Monday marks one week since an EF5 tornado devastated parts of Oklahoma, killing 24 people and leaving thousands homeless.
Beulaville resident Jasmine Yarbro said the morning after the disaster happened she knew she had to help.
"I lost it I was like I got to do something," she said.
Yarbro decided to turn part of her family's business, Sandlin’s Oil Company, into a disaster relief collection agency. She said when she started telling people about her plan, donations began pouring in.
"A little bit goes a long way, not just items but with their moral and their spirit,” said Yarbro.
She said she has received many items such as clothes, food, toys, dental supplies and much more.
"Having to wait for someone to come help you when you need it right now, it's a terrible feeling because you don't know when help is coming," Yarbro explains.
Yarbro said she knows this from experience. Her family lost everything when Hurricane Floyd hit the East Coast in 1999.
"Whether we're taking just a few items or whether we end up loading down an 18-wheeler, every little bit helps and it's going to help more than one person and that's really great," she said.

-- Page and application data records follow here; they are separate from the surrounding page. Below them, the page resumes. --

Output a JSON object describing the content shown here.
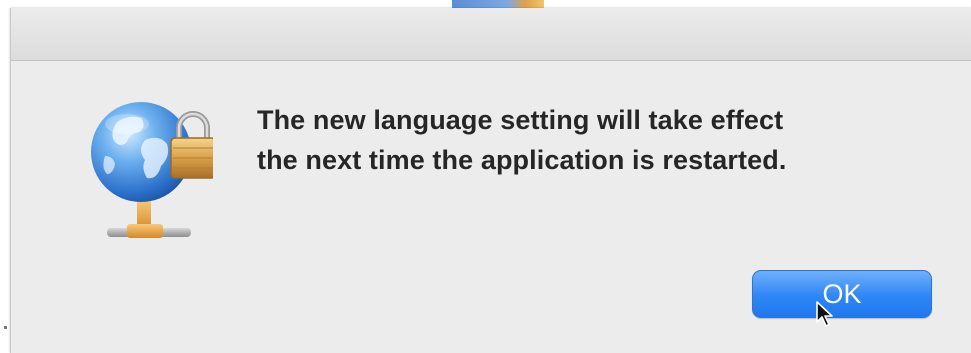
{
  "dialog": {
    "message_line1": "The new language setting will take effect",
    "message_line2": "the next time the application is restarted.",
    "ok_label": "OK",
    "icon": "network-globe-lock-icon"
  },
  "colors": {
    "dialog_background": "#ececec",
    "button_blue": "#2f86f5",
    "text": "#262626"
  }
}
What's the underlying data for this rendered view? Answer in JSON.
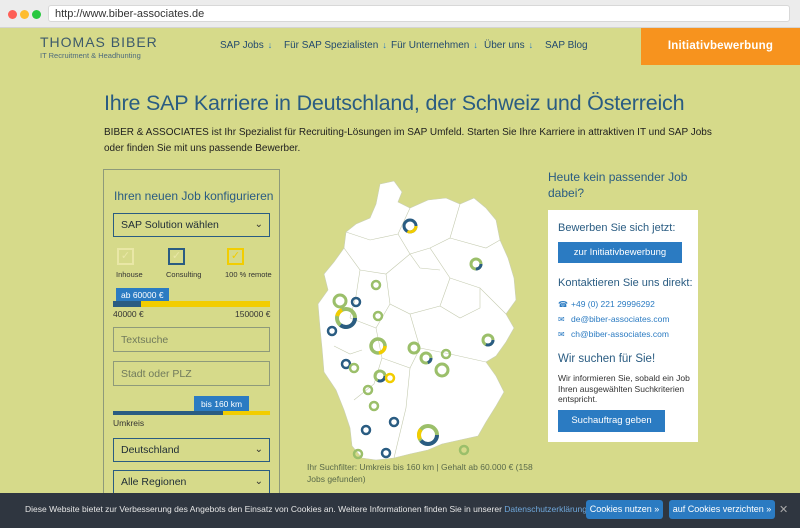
{
  "browser": {
    "url": "http://www.biber-associates.de"
  },
  "header": {
    "logo_main": "THOMAS BIBER",
    "logo_sub": "IT Recruitment & Headhunting",
    "nav": [
      {
        "label": "SAP Jobs",
        "arrow": "↓"
      },
      {
        "label": "Für SAP Spezialisten",
        "arrow": "↓"
      },
      {
        "label": "Für Unternehmen",
        "arrow": "↓"
      },
      {
        "label": "Über uns",
        "arrow": "↓"
      },
      {
        "label": "SAP Blog",
        "arrow": ""
      }
    ],
    "cta": "Initiativbewerbung"
  },
  "hero": {
    "title": "Ihre SAP Karriere in Deutschland, der Schweiz und Österreich",
    "intro": "BIBER & ASSOCIATES ist Ihr Spezialist für Recruiting-Lösungen im SAP Umfeld. Starten Sie Ihre Karriere in attraktiven IT und SAP Jobs oder finden Sie mit uns passende Bewerber."
  },
  "filter": {
    "title": "Ihren neuen Job konfigurieren",
    "solution_select": "SAP Solution wählen",
    "checkboxes": [
      {
        "label": "Inhouse",
        "checked": false
      },
      {
        "label": "Consulting",
        "checked": true
      },
      {
        "label": "100 % remote",
        "checked": false
      }
    ],
    "salary_badge": "ab 60000 €",
    "salary_fraction": 0.18,
    "salary_min": "40000 €",
    "salary_max": "150000 €",
    "text_placeholder": "Textsuche",
    "city_placeholder": "Stadt oder PLZ",
    "radius_badge": "bis 160 km",
    "radius_fraction": 0.7,
    "radius_label": "Umkreis",
    "country_select": "Deutschland",
    "region_select": "Alle Regionen"
  },
  "map": {
    "caption": "Ihr Suchfilter: Umkreis bis 160 km | Gehalt ab 60.000 € (158 Jobs gefunden)"
  },
  "sidebar": {
    "heading": "Heute kein passender Job dabei?",
    "apply_heading": "Bewerben Sie sich jetzt:",
    "apply_button": "zur Initiativbewerbung",
    "contact_heading": "Kontaktieren Sie uns direkt:",
    "phone": "+49 (0) 221 29996292",
    "email_de": "de@biber-associates.com",
    "email_ch": "ch@biber-associates.com",
    "search_heading": "Wir suchen für Sie!",
    "search_text": "Wir informieren Sie, sobald ein Job Ihren ausgewählten Suchkriterien entspricht.",
    "search_button": "Suchauftrag geben"
  },
  "cookie": {
    "text": "Diese Website bietet zur Verbesserung des Angebots den Einsatz von Cookies an. Weitere Informationen finden Sie in unserer",
    "link": "Datenschutzerklärung »",
    "accept": "Cookies nutzen »",
    "decline": "auf Cookies verzichten »",
    "close": "✕"
  },
  "colors": {
    "page_bg": "#d6da8a",
    "brand_blue": "#2a5c82",
    "accent_blue": "#2b7bc2",
    "orange": "#f7931e",
    "yellow": "#f2cd00"
  }
}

Yarbro said she will start the trip to deliver the donations to Oklahoma early Thursday morning.